In the first segment, Mark O. Badger reports on airplane safety in Alaska and concerns over rising aviation accident rates. Those interviewed include: pilot Jack Swaim of Ketchikan; helicopter pilot Jim Isabelle of Teller; an unidentified pilot; Carl Jorwitz, tower chief at Anchorage International Airport; Martin Ondra, air traffic controller at Merrill Field; Joe Wilbur of Anchorage, owner of Wilbur Flight Operations and Wilbur Flight School; Sumner Putnam, commercial pilot; Captain Welch, Alaska jet pilot; Gene Morris, FAA accident prevention coordinator; and an unidentified private pilot. The program contains views of Anchorage International Airport and Merrill Field, Lake Hood, Wilbur Flight School, airplanes in flight near Valdez, a Juneau departure, a Sitka approach, a Ketchikan approach, and cockpits of various aircraft in flight. In the second segment, reporter Eric Eckholm examines the recently allowed use of cameras in Alaska courtrooms. Interviewees include: Art Snowden, court director; Joe Josephson, Anchorage lawyer; Rob Stapleton, Anchorage Daily News reporter; and Howard Weaver of the Alaska Advocate. The program contains views of courtrooms and pressrooms. The program also contains Public Service Announcements (PSAs) about alcohol awareness and the CARE program.
Alaska Review 18
Alaska Review 18
In the first segment, Mark O. Badger reports on the safety of air taxi operations across Alaska and the desire by many that the Federal Aviation Administration establish a more effective accident prevention program.
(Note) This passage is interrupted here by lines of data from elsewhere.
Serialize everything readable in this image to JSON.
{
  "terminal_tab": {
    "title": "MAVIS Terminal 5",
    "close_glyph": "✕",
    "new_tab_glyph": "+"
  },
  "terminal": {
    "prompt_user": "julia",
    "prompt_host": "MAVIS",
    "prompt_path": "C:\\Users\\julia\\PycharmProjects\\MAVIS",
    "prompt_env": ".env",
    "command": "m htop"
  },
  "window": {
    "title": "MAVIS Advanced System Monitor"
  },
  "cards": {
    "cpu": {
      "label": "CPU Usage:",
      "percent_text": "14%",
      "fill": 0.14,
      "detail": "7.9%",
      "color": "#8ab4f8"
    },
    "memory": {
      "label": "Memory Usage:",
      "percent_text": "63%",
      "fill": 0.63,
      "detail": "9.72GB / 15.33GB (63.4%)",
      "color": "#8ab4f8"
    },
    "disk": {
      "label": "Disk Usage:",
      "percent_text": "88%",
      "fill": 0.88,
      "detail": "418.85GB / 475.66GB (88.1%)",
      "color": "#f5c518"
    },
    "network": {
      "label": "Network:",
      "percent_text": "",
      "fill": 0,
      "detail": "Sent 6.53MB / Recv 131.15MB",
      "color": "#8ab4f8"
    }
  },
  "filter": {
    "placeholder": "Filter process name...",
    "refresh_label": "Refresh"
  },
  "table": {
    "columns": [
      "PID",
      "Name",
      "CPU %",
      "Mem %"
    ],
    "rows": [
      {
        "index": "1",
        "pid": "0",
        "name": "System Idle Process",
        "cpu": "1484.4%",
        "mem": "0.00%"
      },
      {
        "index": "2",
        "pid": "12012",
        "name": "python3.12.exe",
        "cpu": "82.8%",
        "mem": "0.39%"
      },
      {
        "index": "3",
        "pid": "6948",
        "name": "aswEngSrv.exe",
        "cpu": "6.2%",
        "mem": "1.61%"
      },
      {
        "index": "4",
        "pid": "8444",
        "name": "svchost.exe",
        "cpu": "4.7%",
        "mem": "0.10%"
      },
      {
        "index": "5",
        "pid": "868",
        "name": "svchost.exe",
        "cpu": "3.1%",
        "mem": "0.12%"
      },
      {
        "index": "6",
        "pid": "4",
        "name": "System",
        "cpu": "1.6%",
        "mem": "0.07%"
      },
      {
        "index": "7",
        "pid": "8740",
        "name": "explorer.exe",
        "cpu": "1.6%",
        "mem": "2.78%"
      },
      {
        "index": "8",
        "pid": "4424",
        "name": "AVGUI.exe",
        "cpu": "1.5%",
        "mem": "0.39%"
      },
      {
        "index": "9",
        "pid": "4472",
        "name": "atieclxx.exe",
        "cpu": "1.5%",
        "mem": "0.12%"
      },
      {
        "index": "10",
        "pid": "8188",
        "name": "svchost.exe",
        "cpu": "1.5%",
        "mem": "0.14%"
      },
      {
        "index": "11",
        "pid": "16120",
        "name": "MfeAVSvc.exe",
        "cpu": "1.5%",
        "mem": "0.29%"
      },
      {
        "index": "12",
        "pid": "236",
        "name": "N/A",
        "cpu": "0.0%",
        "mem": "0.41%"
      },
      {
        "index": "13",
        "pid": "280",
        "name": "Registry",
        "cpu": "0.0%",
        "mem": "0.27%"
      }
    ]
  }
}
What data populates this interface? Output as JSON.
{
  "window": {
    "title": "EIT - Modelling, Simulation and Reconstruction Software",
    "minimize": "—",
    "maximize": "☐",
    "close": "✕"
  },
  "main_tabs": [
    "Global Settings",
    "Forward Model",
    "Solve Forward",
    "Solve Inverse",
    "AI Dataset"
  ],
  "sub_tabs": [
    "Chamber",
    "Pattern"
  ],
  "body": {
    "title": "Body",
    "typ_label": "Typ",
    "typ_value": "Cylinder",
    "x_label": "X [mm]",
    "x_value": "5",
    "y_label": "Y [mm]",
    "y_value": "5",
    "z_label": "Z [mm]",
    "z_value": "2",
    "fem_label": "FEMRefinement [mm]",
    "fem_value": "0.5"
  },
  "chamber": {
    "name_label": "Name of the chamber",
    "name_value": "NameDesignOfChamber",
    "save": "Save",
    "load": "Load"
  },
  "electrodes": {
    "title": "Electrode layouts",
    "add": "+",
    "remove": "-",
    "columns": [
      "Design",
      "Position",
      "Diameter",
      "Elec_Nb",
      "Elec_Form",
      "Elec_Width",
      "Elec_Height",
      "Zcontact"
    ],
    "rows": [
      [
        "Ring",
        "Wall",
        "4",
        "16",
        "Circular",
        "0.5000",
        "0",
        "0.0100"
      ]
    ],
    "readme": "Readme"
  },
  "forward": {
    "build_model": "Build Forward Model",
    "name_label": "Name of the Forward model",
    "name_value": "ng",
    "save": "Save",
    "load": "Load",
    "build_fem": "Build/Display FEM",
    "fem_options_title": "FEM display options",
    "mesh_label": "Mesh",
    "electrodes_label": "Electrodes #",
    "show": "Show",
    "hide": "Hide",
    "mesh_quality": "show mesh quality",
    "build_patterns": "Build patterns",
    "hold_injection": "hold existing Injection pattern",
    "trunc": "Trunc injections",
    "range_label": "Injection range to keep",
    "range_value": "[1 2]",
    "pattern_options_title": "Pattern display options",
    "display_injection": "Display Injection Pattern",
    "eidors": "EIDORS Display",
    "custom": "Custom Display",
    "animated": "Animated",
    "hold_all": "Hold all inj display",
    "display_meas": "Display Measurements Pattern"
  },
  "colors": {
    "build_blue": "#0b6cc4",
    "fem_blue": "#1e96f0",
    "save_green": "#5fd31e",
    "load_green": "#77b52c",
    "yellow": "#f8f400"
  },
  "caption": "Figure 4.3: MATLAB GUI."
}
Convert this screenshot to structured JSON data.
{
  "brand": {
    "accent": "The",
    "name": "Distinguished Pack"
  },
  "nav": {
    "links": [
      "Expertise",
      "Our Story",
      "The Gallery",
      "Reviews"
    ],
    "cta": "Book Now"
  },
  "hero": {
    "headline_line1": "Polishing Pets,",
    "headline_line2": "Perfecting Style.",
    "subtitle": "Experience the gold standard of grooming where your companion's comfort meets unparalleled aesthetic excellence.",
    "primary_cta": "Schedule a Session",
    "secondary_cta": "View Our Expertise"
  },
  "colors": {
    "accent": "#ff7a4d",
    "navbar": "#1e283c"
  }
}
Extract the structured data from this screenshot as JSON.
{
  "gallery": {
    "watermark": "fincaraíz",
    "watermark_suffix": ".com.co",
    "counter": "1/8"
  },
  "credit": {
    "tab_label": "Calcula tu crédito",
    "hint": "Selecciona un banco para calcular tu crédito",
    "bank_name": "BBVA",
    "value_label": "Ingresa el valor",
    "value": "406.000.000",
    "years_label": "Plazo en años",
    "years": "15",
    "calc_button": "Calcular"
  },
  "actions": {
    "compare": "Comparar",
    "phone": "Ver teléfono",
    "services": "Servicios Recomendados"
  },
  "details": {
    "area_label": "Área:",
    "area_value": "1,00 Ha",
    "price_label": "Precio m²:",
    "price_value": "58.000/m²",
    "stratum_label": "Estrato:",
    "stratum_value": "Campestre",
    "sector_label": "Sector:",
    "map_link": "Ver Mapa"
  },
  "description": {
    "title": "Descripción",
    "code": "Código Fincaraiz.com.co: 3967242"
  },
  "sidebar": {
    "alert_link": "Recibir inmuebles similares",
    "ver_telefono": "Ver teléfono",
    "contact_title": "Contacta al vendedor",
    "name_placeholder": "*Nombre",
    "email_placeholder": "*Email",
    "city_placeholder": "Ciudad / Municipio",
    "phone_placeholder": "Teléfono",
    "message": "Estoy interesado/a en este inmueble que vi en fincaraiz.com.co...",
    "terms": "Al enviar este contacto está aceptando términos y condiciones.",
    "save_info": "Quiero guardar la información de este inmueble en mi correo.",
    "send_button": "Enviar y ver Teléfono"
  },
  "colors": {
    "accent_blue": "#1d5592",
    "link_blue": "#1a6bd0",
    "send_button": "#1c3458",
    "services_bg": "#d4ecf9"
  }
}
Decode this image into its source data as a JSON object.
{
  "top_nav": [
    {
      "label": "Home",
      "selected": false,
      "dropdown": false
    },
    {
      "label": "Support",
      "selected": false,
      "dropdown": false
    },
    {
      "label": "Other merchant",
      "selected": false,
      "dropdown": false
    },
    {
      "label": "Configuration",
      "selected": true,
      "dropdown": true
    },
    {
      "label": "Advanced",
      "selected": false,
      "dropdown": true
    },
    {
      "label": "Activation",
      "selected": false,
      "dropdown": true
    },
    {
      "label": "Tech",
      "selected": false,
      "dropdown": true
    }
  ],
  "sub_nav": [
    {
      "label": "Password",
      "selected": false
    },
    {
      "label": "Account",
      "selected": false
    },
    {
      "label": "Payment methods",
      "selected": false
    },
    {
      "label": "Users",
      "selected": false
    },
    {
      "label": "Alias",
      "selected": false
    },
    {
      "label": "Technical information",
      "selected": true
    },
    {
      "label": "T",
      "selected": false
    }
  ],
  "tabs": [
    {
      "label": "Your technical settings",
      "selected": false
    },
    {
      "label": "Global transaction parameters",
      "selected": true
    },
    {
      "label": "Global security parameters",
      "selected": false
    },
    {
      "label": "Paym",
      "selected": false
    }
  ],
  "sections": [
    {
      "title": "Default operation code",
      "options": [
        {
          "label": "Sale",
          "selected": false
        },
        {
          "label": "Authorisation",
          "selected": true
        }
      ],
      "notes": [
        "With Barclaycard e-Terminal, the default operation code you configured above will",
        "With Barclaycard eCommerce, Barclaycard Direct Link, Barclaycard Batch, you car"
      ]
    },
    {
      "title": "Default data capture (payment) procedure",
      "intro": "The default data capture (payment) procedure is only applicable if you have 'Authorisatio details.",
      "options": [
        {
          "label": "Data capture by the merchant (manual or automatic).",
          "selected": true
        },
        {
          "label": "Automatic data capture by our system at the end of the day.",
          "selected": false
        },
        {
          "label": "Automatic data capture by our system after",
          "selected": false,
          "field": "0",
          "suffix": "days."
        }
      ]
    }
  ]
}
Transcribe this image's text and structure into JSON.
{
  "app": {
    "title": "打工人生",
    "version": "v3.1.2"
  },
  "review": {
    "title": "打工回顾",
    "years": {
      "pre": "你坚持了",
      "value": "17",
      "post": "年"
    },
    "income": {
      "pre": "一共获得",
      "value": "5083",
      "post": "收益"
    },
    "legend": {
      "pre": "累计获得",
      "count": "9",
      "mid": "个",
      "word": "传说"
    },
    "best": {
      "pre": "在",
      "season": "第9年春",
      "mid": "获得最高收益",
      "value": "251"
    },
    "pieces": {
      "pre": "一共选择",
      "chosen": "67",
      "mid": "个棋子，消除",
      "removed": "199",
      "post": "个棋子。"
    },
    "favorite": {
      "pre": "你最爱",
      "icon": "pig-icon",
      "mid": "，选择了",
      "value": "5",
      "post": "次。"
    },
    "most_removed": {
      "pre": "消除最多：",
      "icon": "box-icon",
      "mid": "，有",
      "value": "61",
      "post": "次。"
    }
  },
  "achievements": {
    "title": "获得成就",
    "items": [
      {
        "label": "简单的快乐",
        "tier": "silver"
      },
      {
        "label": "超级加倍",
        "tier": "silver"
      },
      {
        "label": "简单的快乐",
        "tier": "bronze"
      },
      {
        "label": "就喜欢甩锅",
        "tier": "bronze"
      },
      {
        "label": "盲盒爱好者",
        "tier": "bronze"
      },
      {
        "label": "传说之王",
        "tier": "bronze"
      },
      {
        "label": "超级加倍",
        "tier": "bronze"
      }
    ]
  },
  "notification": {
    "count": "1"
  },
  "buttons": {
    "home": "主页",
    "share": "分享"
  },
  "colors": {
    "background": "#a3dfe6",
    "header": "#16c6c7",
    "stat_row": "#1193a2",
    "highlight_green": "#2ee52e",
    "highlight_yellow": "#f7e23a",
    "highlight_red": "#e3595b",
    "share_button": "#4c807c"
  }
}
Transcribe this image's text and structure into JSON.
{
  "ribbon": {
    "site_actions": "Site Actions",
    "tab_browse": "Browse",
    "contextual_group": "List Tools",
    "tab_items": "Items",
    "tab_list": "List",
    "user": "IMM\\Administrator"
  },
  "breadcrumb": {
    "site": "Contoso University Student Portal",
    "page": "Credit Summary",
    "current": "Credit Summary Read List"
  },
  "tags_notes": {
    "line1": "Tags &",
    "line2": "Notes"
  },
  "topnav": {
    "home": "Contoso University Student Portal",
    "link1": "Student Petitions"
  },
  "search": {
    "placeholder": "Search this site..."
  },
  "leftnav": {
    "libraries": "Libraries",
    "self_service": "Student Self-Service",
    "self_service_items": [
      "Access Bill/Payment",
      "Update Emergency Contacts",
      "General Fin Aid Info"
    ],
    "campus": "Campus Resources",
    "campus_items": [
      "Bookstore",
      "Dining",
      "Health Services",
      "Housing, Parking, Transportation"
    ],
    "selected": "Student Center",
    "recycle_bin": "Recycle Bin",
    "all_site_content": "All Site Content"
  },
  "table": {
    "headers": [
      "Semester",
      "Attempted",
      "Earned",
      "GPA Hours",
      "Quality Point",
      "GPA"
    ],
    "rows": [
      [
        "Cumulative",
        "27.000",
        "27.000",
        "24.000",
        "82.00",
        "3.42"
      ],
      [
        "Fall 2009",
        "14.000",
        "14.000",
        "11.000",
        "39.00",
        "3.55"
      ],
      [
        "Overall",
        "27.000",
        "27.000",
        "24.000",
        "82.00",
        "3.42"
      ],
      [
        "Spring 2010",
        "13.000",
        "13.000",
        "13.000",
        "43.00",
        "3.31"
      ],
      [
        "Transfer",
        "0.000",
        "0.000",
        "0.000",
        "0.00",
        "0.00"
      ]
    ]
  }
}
Those interviewed include: Gene Morris, FAA accident prevention coordinator; Jim Dodson of the Air Carriers Association; Bill Bauman, air charter pilot; Jake Johnson, member of the Alaska Transportation Commission; and Dean Karrel of Alaska Travel Air. The program contains views of Alaska airports and airplane wreckage sites. The second segment, "The Homestead Initiative: Free Land?" is a repeat broadcast from another Alaska Review program (AAF-4959). The program also contains Public Service Announcements (PSAs) about forest fire prevention and carpooling.
Alaska Review 19
Alaska Review 19
In the first segment, reporter Mark Weller examines the struggle between Ahtna, Inc. and the Alyeska Pipeline Service Company over agreements made prior to construction of the Trans-Alaska Pipeline. Those interviewed include: Roy Tansy, president of Ahtna, Inc.; Christine Yazzie, past president of Ahtna, Inc.; Jimmy McKinley of Copper Center; Dean Olson, business advisor to Ahtna, Inc.; unidentified Copper Center residents; Bernie Kline (?) of Copper Center; and John Ratterman, Alyeska spokesman. The program contains scenes from the 1978 AFN Convention in Anchorage as well as views of the pipeline and the Copper Center area. In the second segment, Eric Eckholm reports on controversies surrounding the combating of forest fires in Alaska. Those interviewed include: Jerry Timmins, BLM fire chief for Interior Alaska; Ray Settles, state fire chief; Carl Jeglum, BLM fire researcher; and Davis Perkins, smokejumper and artist. The program contains views of wildfires, fire fighting equipment, fire fighting crews and aircraft. This program also contains Public Service Announcements (PSAs) about Social Security and home mortgages.